Thousands of rescue workers have continued to search for more than 20 missing people in a flooded city near Tokyo, a day after a raging river washed away houses and killed at least three people.
Officials in Joso City said on Friday that 22 people remained missing after they had lost contact with them following requests for rescue. Three were injured, including one seriously.
Two eight-year-old children were believed to be among the missing, NHK national television said.
One 63-year-old woman was killed on Thursday after her house was crushed by a landslide and another when her car was swept away.
One man was also pronounced dead after he fell into a ditch in the city of Nikko, Tochigi prefecture.
More than 3,500 people were staying in evacuation centres.
Dozens of residents were airlifted out by military helicopters on Friday morning after waiting overnight in the disaster-struck city north of the Japanese capital.
They arrived at an athletic field in the city, carrying a few clothes and food in shopping bags, some of them without shoes.
Some 300km to the north, another river overflowed into the city of Osaki on Friday, swamping homes and fields and stranding 60 people, according to media reports.
In an interview with Al Jazeera, Rachel Mealy, a journalist in Tokyo, said that as of Friday morning, flooding had subsided, but "the devastation left behind is extreme".
Helicopters crisscrossed the skies over the largely rural city of Joso City, where the brown waters of the Kinu River inundated rice fields and houses as police officers and Self-Defence Force personnel in rubber boats ferried people to safety.
The government set up an emergency centre, and Prime Minister Shinzo Abe told a meeting of ministers that the "unprecedented" rain had created an emergency.
"The government is putting in the best effort to rescue those who are waiting for help as soon as possible," Chief Cabinet Secretary Yoshihide Suga told a news conference.
"We are still confirming people's safety one by one, based on various information right now. No comment regarding the number of missing people," Suga added.

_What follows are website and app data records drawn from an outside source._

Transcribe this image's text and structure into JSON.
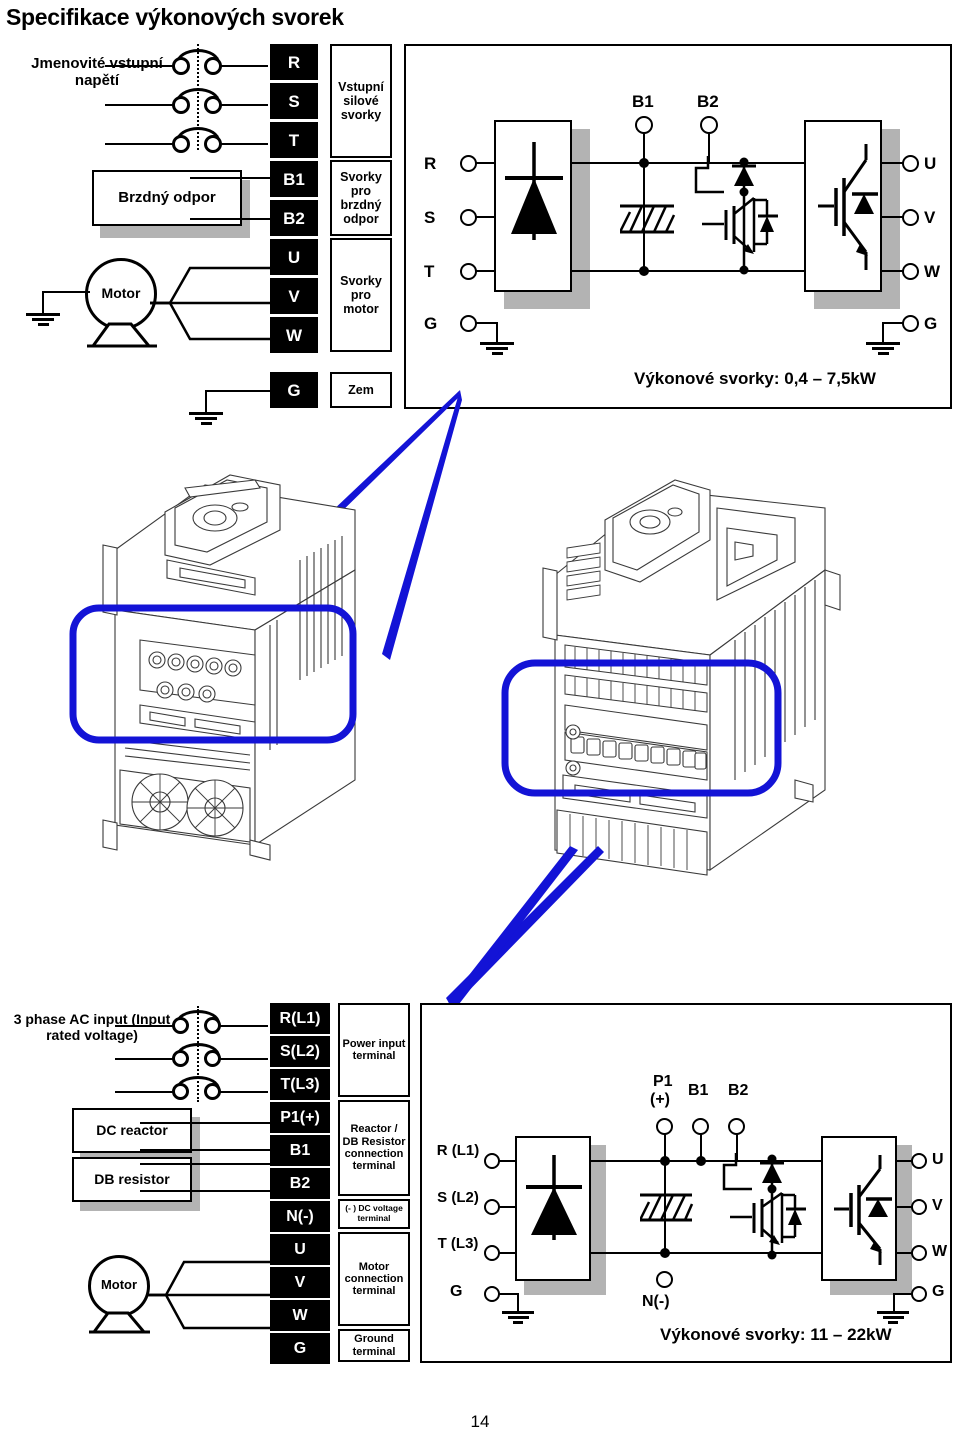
{
  "page": {
    "title": "Specifikace výkonových svorek",
    "number": "14"
  },
  "top_section": {
    "source_label": "Jmenovité vstupní napětí",
    "brake_resistor_label": "Brzdný odpor",
    "motor_label": "Motor",
    "terminals": [
      {
        "name": "R"
      },
      {
        "name": "S"
      },
      {
        "name": "T"
      },
      {
        "name": "B1"
      },
      {
        "name": "B2"
      },
      {
        "name": "U"
      },
      {
        "name": "V"
      },
      {
        "name": "W"
      },
      {
        "name": "G"
      }
    ],
    "groups": [
      {
        "label": "Vstupní silové svorky"
      },
      {
        "label": "Svorky pro brzdný odpor"
      },
      {
        "label": "Svorky pro motor"
      },
      {
        "label": "Zem"
      }
    ],
    "schematic": {
      "inputs": [
        "R",
        "S",
        "T"
      ],
      "ground_in": "G",
      "dc_bus": [
        "B1",
        "B2"
      ],
      "outputs": [
        "U",
        "V",
        "W"
      ],
      "ground_out": "G",
      "caption": "Výkonové svorky: 0,4 – 7,5kW"
    }
  },
  "bottom_section": {
    "source_label": "3 phase AC input (Input rated voltage)",
    "dc_reactor_label": "DC reactor",
    "db_resistor_label": "DB resistor",
    "motor_label": "Motor",
    "terminals": [
      {
        "name": "R(L1)"
      },
      {
        "name": "S(L2)"
      },
      {
        "name": "T(L3)"
      },
      {
        "name": "P1(+)"
      },
      {
        "name": "B1"
      },
      {
        "name": "B2"
      },
      {
        "name": "N(-)"
      },
      {
        "name": "U"
      },
      {
        "name": "V"
      },
      {
        "name": "W"
      },
      {
        "name": "G"
      }
    ],
    "groups": [
      {
        "label": "Power input terminal"
      },
      {
        "label": "Reactor / DB Resistor connection terminal"
      },
      {
        "label": "(- ) DC voltage terminal"
      },
      {
        "label": "Motor connection terminal"
      },
      {
        "label": "Ground terminal"
      }
    ],
    "schematic": {
      "input_r": "R (L1)",
      "input_s": "S (L2)",
      "input_t": "T (L3)",
      "ground_in": "G",
      "bus_p1_a": "P1",
      "bus_p1_b": "(+)",
      "bus_b1": "B1",
      "bus_b2": "B2",
      "bus_n": "N(-)",
      "output_u": "U",
      "output_v": "V",
      "output_w": "W",
      "ground_out": "G",
      "caption": "Výkonové svorky: 11 – 22kW"
    }
  },
  "colors": {
    "annotation": "#1313d6",
    "terminal_pad": "#000000",
    "shadow": "#b3b3b3"
  }
}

Some parts of Japan had received more than twice the usual September amount of rain in 48 hours by noon on Thursday, leading to some of the worst flooding in more than 60 years.
Japan has put a heavy emphasis on disaster prevention since a 2011 earthquake and tsunami killed nearly 20,000 people and authorities are keen to avoid the kind of criticism they faced then for what was seen as a sluggish response.
|A man carries his belongings through a flooded street in Oyama, northeast of Tokyo on Thursday [Kyodo News/AP]
|The building of an open-air spa, right, that belongs to Kinugawa Plaza Hotel, falls into the rapid stream of the Kinugawa River swollen by heavy rainfall in Nikko, northeast of Tokyo [Kyodo News/AP]
Source: Al Jazeera And AP